It may come to a surprise to most people to hear an estate planning attorney admit that most estate plans don’t work. In our experience, however, that is indeed the sad reality. They “don’t work” because they fail to meet the expectations of planner. That’s to say if the decedent could see what happened to their estate, they would be disappointed.
One simple yet potentially extreme example is the common scenario where the surviving spouse remarries. Some time ago I received a call from a distraught daughter of an estate who posed the common query “so when do we get mom & dad’s house”? Dad predeceased mom, who had in turn remarried and then passed away herself. Mom was survived by her new spouse, who was living in the house because he received her entire estate. If mom & dad had been questioned at the time of preparing their estate plan, at their death or after their death, they undoubtedly would have indicated that would like their estate to pass to their children when both of them had passed on rather than to a surviving new spouse. So what did they do wrong? How could they have prevented this unintended consequence?
The first deficiency that I regularly see in most estate plans, including the one cited above, is that they are not regularly updated. Because they are not kept current, they are deficient when they are needed most: at the time of death. Out of date plans never meet the expectations of the planning couple.
In addition, I rarely see an estate plan (drafted by another estate planning attorney of course) that adequately protects the estate from a future remarriage scenario. Because the likely scenario isn’t addressed, the surviving spouse is left alone in a precarious position after remarriage: they either give all the assets to the new spouse because after all “we’re in this together”, “we love each other” and “shouldn’t we share everything”? OR it places a significant strain on the marriage because the surviving spouse refuses to “share her stuff”. In either case, the plan fails because it doesn’t meet the expectations of the planning couple.

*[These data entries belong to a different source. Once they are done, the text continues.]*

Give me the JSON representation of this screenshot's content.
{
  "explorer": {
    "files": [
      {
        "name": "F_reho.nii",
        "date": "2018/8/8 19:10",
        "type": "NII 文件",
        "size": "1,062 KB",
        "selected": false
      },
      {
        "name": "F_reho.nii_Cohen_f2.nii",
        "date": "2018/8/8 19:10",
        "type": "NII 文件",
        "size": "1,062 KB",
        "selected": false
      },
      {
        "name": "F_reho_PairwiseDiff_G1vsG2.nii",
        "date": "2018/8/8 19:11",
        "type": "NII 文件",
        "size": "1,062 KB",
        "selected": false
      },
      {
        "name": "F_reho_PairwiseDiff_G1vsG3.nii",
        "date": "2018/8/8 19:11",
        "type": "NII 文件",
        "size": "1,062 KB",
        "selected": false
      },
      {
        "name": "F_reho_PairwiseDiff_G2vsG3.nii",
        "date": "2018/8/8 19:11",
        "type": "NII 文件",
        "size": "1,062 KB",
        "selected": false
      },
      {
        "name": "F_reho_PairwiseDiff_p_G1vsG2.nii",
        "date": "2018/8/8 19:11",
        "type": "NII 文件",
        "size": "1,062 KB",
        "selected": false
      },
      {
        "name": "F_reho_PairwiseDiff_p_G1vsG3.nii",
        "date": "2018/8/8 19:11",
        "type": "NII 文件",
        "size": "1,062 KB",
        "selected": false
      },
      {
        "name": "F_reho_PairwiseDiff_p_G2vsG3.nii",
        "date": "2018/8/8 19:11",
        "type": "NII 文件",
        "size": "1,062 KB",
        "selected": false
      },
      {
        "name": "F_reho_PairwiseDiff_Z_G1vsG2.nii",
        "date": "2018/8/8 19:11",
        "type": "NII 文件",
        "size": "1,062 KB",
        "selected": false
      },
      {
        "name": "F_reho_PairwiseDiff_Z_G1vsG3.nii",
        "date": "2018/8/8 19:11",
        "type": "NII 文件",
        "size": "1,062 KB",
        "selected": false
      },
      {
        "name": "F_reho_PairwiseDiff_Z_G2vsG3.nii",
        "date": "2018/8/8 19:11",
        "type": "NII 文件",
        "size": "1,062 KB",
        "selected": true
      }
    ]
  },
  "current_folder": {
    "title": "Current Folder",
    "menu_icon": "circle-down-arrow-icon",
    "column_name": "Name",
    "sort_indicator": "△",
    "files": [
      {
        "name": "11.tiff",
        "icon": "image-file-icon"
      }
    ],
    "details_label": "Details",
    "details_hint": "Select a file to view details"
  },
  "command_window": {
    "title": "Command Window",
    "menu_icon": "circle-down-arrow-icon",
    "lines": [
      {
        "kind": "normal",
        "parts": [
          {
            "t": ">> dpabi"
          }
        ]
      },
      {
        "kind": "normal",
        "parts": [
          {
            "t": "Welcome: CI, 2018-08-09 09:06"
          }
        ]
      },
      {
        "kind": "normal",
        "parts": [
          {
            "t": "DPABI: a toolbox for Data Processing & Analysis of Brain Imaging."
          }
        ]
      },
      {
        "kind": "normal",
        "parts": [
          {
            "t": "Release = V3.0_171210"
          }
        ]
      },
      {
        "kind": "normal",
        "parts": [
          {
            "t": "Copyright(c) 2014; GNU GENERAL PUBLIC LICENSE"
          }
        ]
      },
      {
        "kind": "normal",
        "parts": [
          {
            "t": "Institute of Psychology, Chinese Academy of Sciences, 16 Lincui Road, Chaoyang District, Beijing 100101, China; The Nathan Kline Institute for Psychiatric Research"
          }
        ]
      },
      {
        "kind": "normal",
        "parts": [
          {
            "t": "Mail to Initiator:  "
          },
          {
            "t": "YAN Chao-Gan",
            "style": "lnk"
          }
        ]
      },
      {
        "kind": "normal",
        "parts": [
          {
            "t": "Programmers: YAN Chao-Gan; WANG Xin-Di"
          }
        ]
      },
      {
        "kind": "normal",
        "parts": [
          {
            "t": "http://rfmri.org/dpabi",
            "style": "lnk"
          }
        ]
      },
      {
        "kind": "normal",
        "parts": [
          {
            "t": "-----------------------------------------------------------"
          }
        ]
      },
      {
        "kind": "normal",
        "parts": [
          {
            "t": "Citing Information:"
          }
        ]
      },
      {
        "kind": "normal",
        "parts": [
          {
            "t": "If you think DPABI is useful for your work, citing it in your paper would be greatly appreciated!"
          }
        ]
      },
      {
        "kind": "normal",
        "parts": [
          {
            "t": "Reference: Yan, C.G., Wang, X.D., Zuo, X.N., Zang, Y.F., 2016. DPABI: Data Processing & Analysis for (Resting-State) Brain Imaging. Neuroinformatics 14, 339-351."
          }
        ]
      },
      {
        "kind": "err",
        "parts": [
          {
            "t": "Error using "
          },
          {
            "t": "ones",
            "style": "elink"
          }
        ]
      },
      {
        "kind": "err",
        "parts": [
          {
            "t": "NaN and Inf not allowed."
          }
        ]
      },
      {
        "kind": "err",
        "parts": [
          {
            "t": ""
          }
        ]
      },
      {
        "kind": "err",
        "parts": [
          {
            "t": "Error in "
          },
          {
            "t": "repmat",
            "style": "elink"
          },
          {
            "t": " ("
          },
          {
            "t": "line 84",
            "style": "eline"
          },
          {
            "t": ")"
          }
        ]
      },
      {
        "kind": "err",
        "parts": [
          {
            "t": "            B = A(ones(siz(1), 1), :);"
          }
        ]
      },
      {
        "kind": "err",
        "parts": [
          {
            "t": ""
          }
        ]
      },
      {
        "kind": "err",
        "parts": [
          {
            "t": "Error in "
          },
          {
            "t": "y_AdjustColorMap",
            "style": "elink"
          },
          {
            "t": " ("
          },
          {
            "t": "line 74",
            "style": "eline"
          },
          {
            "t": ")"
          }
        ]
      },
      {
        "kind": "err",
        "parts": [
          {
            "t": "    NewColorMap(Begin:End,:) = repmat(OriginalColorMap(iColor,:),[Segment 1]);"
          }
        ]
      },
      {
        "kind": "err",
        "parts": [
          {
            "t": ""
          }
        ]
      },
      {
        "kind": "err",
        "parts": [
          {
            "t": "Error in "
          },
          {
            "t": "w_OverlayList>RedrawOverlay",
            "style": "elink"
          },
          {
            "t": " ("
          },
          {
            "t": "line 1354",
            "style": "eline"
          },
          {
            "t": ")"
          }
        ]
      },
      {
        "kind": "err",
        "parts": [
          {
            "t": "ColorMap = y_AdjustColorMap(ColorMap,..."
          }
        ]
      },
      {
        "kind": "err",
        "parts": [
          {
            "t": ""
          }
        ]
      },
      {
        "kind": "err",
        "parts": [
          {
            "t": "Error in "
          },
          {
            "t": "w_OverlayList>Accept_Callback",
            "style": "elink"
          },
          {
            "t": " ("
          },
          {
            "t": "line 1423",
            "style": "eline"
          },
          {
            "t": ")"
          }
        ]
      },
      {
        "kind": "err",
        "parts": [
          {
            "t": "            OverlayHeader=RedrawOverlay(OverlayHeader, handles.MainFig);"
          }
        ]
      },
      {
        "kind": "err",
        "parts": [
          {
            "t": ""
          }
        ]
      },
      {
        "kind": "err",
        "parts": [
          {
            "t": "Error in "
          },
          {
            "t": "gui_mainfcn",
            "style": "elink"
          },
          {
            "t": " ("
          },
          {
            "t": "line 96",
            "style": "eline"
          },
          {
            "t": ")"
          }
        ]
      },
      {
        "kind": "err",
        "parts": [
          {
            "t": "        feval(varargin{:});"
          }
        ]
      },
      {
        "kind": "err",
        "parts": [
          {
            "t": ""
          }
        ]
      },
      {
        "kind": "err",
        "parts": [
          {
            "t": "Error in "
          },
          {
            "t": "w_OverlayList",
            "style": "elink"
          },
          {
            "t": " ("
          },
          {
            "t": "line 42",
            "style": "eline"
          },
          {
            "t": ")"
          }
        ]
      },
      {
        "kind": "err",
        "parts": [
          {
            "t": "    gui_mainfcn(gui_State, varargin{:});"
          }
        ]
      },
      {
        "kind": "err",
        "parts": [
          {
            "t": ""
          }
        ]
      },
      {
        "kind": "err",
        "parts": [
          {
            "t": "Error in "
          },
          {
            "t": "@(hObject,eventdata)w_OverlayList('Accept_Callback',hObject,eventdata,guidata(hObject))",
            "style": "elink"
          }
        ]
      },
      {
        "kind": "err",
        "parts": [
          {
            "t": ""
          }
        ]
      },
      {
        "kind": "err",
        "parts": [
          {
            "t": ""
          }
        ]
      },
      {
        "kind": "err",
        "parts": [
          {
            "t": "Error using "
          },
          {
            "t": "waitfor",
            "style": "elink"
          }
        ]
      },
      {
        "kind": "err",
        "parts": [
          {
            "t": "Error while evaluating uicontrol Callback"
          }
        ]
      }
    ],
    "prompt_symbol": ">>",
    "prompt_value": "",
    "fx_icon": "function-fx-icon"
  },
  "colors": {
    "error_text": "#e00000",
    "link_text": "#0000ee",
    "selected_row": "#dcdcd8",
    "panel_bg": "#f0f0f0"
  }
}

With careful planning, sufficient counseling, an understanding of family dynamics, and regular updates to the plan, unintended consequences can be ameliorated or eliminated completely. With careful planning, the estate can be protected from remarriage scenarios that are very common.